----- The records

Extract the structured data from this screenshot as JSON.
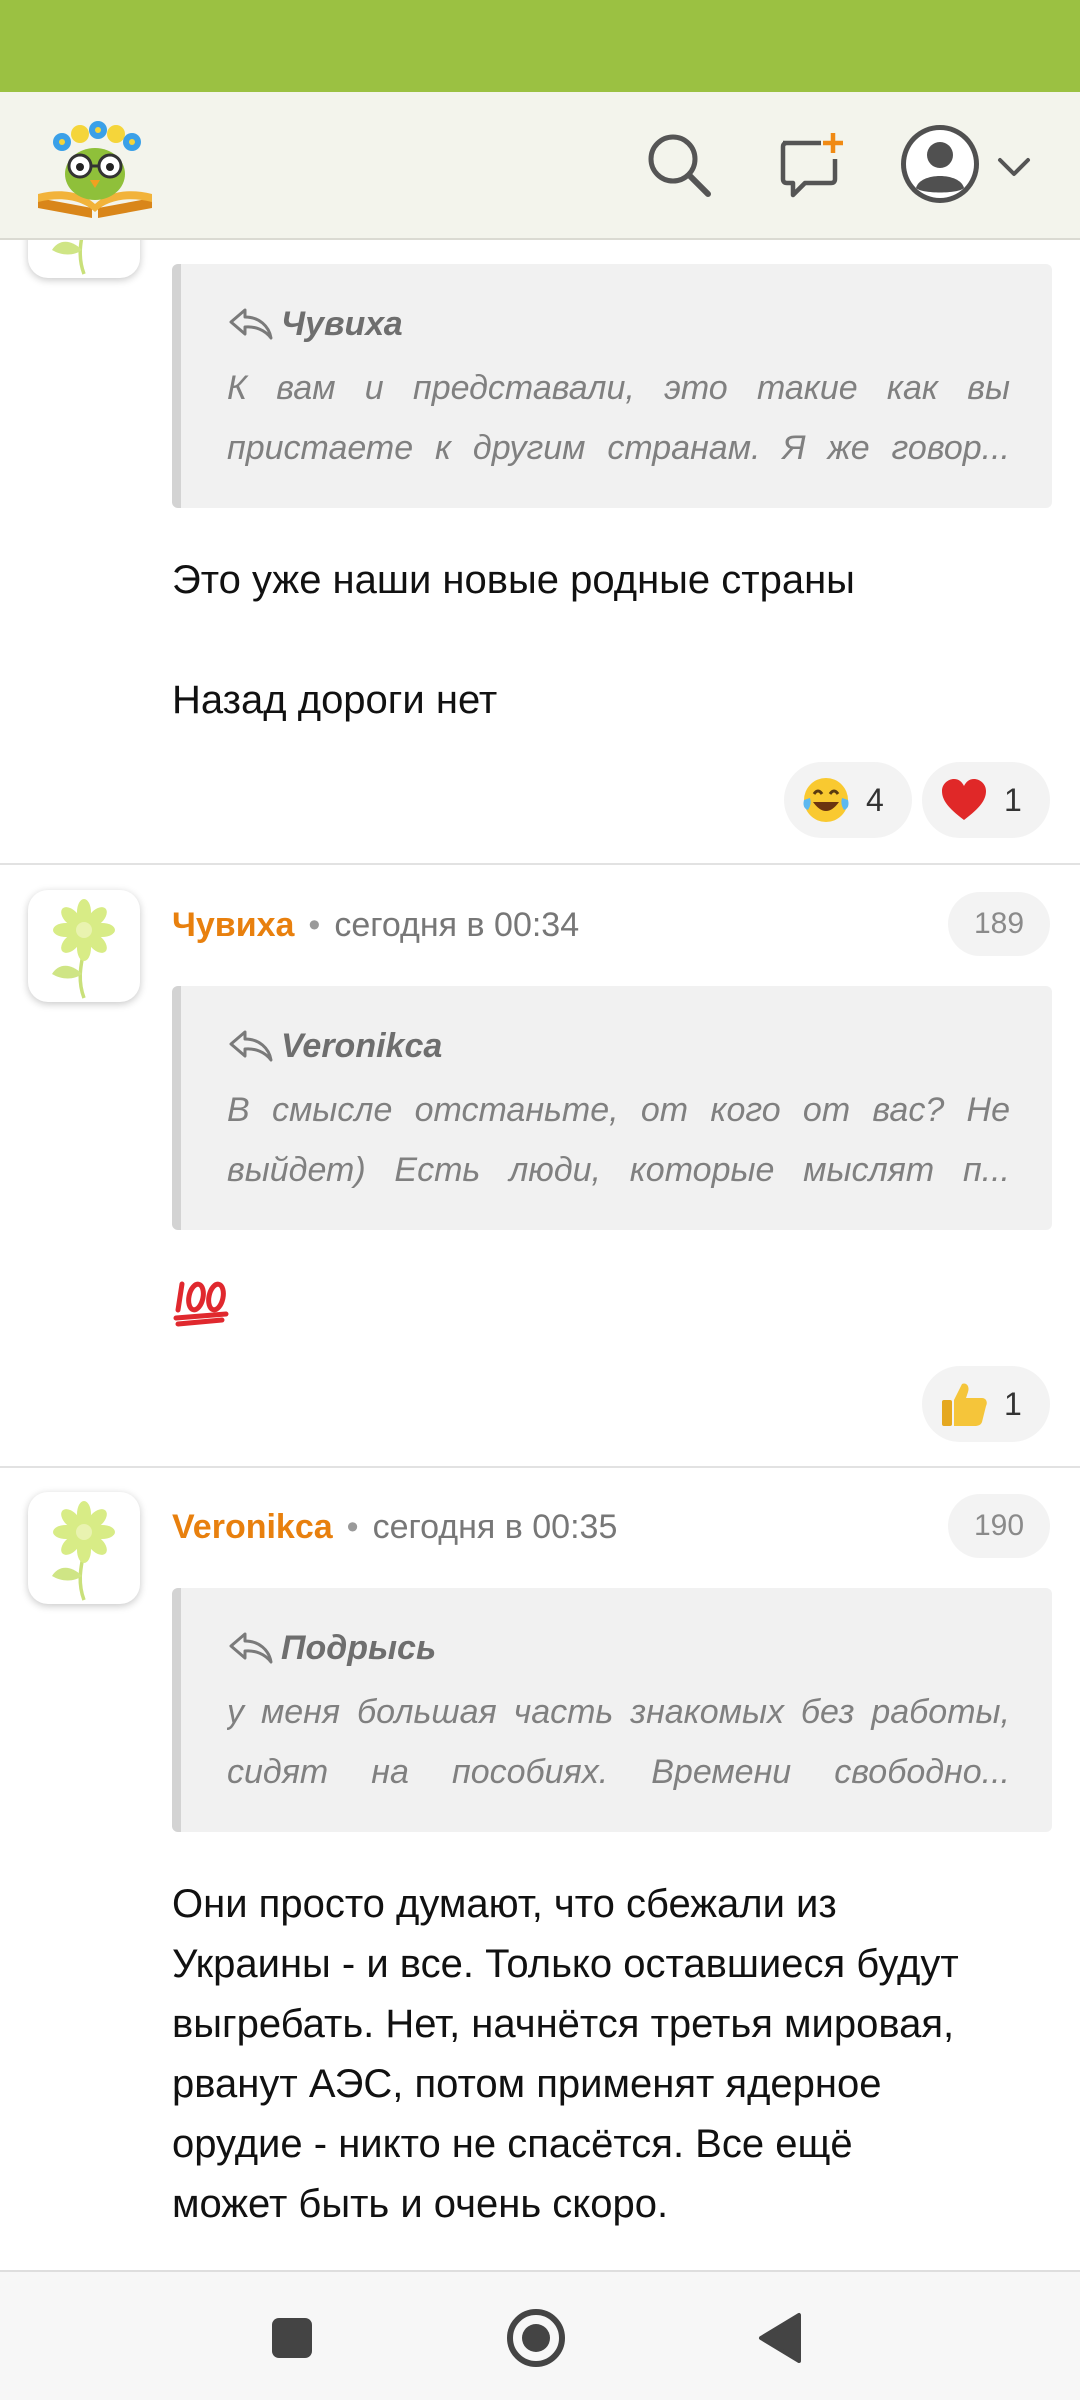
{
  "header": {
    "logo_icon": "owl-on-book-logo-icon",
    "search_icon": "search-icon",
    "new_post_icon": "new-message-plus-icon",
    "profile_icon": "user-avatar-icon",
    "dropdown_icon": "chevron-down-icon"
  },
  "colors": {
    "status_bar": "#9bc142",
    "header_bg": "#f3f4ec",
    "author_name": "#e8800e",
    "quote_bg": "#f1f1f1"
  },
  "comments": [
    {
      "quote_author": "Чувиха",
      "quote_lines": [
        "К вам и представали, это такие как вы",
        "пристаете к другим странам. Я же говор..."
      ],
      "text_lines": [
        "Это уже наши новые родные страны",
        "",
        "Назад дороги нет"
      ],
      "reactions": [
        {
          "icon": "laughing-tears-emoji-icon",
          "count": "4"
        },
        {
          "icon": "red-heart-emoji-icon",
          "count": "1"
        }
      ]
    },
    {
      "author": "Чувиха",
      "separator": "•",
      "time": "сегодня в 00:34",
      "number": "189",
      "quote_author": "Veronikca",
      "quote_lines": [
        "В смысле отстаньте, от кого от вас? Не",
        "выйдет) Есть люди, которые мыслят п..."
      ],
      "text_icon": "hundred-points-emoji-icon",
      "reactions": [
        {
          "icon": "thumbs-up-emoji-icon",
          "count": "1"
        }
      ]
    },
    {
      "author": "Veronikca",
      "separator": "•",
      "time": "сегодня в 00:35",
      "number": "190",
      "quote_author": "Подрысь",
      "quote_lines": [
        "у меня большая часть знакомых без работы,",
        "сидят на пособиях. Времени свободно..."
      ],
      "text_lines": [
        "Они просто думают, что сбежали из",
        "Украины - и все. Только оставшиеся будут",
        "выгребать. Нет, начнётся третья мировая,",
        "рванут АЭС, потом применят ядерное",
        "орудие - никто не спасётся. Все ещё",
        "может быть и очень скоро."
      ]
    }
  ],
  "navbar": {
    "recents_icon": "square-recents-icon",
    "home_icon": "circle-home-icon",
    "back_icon": "triangle-back-icon"
  }
}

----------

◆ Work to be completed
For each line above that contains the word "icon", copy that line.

◆ Result of this task
    "logo_icon": "owl-on-book-logo-icon",
    "search_icon": "search-icon",
    "new_post_icon": "new-message-plus-icon",
    "profile_icon": "user-avatar-icon",
    "dropdown_icon": "chevron-down-icon"
          "icon": "laughing-tears-emoji-icon",
          "icon": "red-heart-emoji-icon",
      "text_icon": "hundred-points-emoji-icon",
          "icon": "thumbs-up-emoji-icon",
    "recents_icon": "square-recents-icon",
    "home_icon": "circle-home-icon",
    "back_icon": "triangle-back-icon"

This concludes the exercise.